_What you have to do_
The data must be returned exactly. No line may be left out.

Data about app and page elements
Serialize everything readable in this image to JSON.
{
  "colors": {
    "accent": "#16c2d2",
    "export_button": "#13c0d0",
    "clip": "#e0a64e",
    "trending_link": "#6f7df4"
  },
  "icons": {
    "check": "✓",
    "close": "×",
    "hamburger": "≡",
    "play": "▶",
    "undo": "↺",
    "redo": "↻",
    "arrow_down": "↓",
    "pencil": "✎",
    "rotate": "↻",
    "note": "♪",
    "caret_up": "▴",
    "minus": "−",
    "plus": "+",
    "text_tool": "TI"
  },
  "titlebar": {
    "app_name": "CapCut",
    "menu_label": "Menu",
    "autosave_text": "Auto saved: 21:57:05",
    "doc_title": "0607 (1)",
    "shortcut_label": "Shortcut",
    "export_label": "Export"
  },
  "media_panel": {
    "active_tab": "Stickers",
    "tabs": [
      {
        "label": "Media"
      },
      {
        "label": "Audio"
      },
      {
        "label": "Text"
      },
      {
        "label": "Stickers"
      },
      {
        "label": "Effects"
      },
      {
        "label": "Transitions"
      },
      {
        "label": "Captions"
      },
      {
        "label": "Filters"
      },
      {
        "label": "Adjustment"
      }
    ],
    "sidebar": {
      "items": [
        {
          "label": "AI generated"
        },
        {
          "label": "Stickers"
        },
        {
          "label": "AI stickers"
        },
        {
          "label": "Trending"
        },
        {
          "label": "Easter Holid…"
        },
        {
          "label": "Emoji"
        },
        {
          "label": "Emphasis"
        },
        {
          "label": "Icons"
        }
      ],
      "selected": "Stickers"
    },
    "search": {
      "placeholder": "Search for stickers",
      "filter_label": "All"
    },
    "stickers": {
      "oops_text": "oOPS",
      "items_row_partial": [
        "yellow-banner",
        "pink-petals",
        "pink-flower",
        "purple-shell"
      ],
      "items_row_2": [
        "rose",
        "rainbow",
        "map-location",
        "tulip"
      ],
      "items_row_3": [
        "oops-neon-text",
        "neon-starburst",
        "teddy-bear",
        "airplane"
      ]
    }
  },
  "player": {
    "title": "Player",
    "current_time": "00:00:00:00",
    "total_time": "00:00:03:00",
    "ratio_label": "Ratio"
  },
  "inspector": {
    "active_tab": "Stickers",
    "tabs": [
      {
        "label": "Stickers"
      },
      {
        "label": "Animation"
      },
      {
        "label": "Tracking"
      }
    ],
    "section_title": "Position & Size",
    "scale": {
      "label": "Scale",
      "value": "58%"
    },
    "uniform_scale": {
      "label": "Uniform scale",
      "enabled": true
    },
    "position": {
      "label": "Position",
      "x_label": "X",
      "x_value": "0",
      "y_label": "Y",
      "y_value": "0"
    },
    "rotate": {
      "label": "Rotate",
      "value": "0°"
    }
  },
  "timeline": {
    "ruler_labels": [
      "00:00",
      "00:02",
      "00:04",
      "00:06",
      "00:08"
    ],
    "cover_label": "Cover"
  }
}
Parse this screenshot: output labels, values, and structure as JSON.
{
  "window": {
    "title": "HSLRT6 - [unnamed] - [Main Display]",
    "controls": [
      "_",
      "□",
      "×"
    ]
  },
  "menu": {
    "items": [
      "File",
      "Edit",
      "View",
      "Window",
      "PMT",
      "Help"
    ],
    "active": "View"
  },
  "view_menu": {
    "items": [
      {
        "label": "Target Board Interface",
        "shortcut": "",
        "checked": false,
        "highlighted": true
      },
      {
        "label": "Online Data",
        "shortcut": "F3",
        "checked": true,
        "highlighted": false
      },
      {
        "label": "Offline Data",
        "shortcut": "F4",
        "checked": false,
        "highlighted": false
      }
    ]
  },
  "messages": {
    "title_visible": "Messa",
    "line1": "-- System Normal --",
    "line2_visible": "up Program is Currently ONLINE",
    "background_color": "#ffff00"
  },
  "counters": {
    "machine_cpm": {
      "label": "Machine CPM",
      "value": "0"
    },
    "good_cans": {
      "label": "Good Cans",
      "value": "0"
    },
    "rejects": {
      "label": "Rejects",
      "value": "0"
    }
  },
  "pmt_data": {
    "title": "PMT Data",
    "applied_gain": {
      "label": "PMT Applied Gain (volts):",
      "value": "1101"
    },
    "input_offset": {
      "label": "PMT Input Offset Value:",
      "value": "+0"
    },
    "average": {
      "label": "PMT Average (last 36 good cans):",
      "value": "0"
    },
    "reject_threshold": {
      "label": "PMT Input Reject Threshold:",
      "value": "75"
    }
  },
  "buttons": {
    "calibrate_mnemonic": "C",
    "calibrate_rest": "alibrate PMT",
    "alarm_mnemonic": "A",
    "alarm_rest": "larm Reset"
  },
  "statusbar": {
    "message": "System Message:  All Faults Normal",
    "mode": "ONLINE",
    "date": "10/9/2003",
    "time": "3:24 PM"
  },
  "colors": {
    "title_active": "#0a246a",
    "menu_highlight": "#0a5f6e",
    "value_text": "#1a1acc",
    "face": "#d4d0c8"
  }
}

_Response below_
Serialize everything readable in this image to JSON.
{
  "colors": {
    "accent": "#16c2d2",
    "export_button": "#13c0d0",
    "clip": "#e0a64e",
    "trending_link": "#6f7df4"
  },
  "icons": {
    "check": "✓",
    "close": "×",
    "hamburger": "≡",
    "play": "▶",
    "undo": "↺",
    "redo": "↻",
    "arrow_down": "↓",
    "pencil": "✎",
    "rotate": "↻",
    "note": "♪",
    "caret_up": "▴",
    "minus": "−",
    "plus": "+",
    "text_tool": "TI"
  },
  "titlebar": {
    "app_name": "CapCut",
    "menu_label": "Menu",
    "autosave_text": "Auto saved: 21:57:05",
    "doc_title": "0607 (1)",
    "shortcut_label": "Shortcut",
    "export_label": "Export"
  },
  "media_panel": {
    "active_tab": "Stickers",
    "tabs": [
      {
        "label": "Media"
      },
      {
        "label": "Audio"
      },
      {
        "label": "Text"
      },
      {
        "label": "Stickers"
      },
      {
        "label": "Effects"
      },
      {
        "label": "Transitions"
      },
      {
        "label": "Captions"
      },
      {
        "label": "Filters"
      },
      {
        "label": "Adjustment"
      }
    ],
    "sidebar": {
      "items": [
        {
          "label": "AI generated"
        },
        {
          "label": "Stickers"
        },
        {
          "label": "AI stickers"
        },
        {
          "label": "Trending"
        },
        {
          "label": "Easter Holid…"
        },
        {
          "label": "Emoji"
        },
        {
          "label": "Emphasis"
        },
        {
          "label": "Icons"
        }
      ],
      "selected": "Stickers"
    },
    "search": {
      "placeholder": "Search for stickers",
      "filter_label": "All"
    },
    "stickers": {
      "oops_text": "oOPS",
      "items_row_partial": [
        "yellow-banner",
        "pink-petals",
        "pink-flower",
        "purple-shell"
      ],
      "items_row_2": [
        "rose",
        "rainbow",
        "map-location",
        "tulip"
      ],
      "items_row_3": [
        "oops-neon-text",
        "neon-starburst",
        "teddy-bear",
        "airplane"
      ]
    }
  },
  "player": {
    "title": "Player",
    "current_time": "00:00:00:00",
    "total_time": "00:00:03:00",
    "ratio_label": "Ratio"
  },
  "inspector": {
    "active_tab": "Stickers",
    "tabs": [
      {
        "label": "Stickers"
      },
      {
        "label": "Animation"
      },
      {
        "label": "Tracking"
      }
    ],
    "section_title": "Position & Size",
    "scale": {
      "label": "Scale",
      "value": "58%"
    },
    "uniform_scale": {
      "label": "Uniform scale",
      "enabled": true
    },
    "position": {
      "label": "Position",
      "x_label": "X",
      "x_value": "0",
      "y_label": "Y",
      "y_value": "0"
    },
    "rotate": {
      "label": "Rotate",
      "value": "0°"
    }
  },
  "timeline": {
    "ruler_labels": [
      "00:00",
      "00:02",
      "00:04",
      "00:06",
      "00:08"
    ],
    "cover_label": "Cover"
  }
}
Parse this screenshot: output labels, values, and structure as JSON.
{
  "window": {
    "title": "HSLRT6 - [unnamed] - [Main Display]",
    "controls": [
      "_",
      "□",
      "×"
    ]
  },
  "menu": {
    "items": [
      "File",
      "Edit",
      "View",
      "Window",
      "PMT",
      "Help"
    ],
    "active": "View"
  },
  "view_menu": {
    "items": [
      {
        "label": "Target Board Interface",
        "shortcut": "",
        "checked": false,
        "highlighted": true
      },
      {
        "label": "Online Data",
        "shortcut": "F3",
        "checked": true,
        "highlighted": false
      },
      {
        "label": "Offline Data",
        "shortcut": "F4",
        "checked": false,
        "highlighted": false
      }
    ]
  },
  "messages": {
    "title_visible": "Messa",
    "line1": "-- System Normal --",
    "line2_visible": "up Program is Currently ONLINE",
    "background_color": "#ffff00"
  },
  "counters": {
    "machine_cpm": {
      "label": "Machine CPM",
      "value": "0"
    },
    "good_cans": {
      "label": "Good Cans",
      "value": "0"
    },
    "rejects": {
      "label": "Rejects",
      "value": "0"
    }
  },
  "pmt_data": {
    "title": "PMT Data",
    "applied_gain": {
      "label": "PMT Applied Gain (volts):",
      "value": "1101"
    },
    "input_offset": {
      "label": "PMT Input Offset Value:",
      "value": "+0"
    },
    "average": {
      "label": "PMT Average (last 36 good cans):",
      "value": "0"
    },
    "reject_threshold": {
      "label": "PMT Input Reject Threshold:",
      "value": "75"
    }
  },
  "buttons": {
    "calibrate_mnemonic": "C",
    "calibrate_rest": "alibrate PMT",
    "alarm_mnemonic": "A",
    "alarm_rest": "larm Reset"
  },
  "statusbar": {
    "message": "System Message:  All Faults Normal",
    "mode": "ONLINE",
    "date": "10/9/2003",
    "time": "3:24 PM"
  },
  "colors": {
    "title_active": "#0a246a",
    "menu_highlight": "#0a5f6e",
    "value_text": "#1a1acc",
    "face": "#d4d0c8"
  }
}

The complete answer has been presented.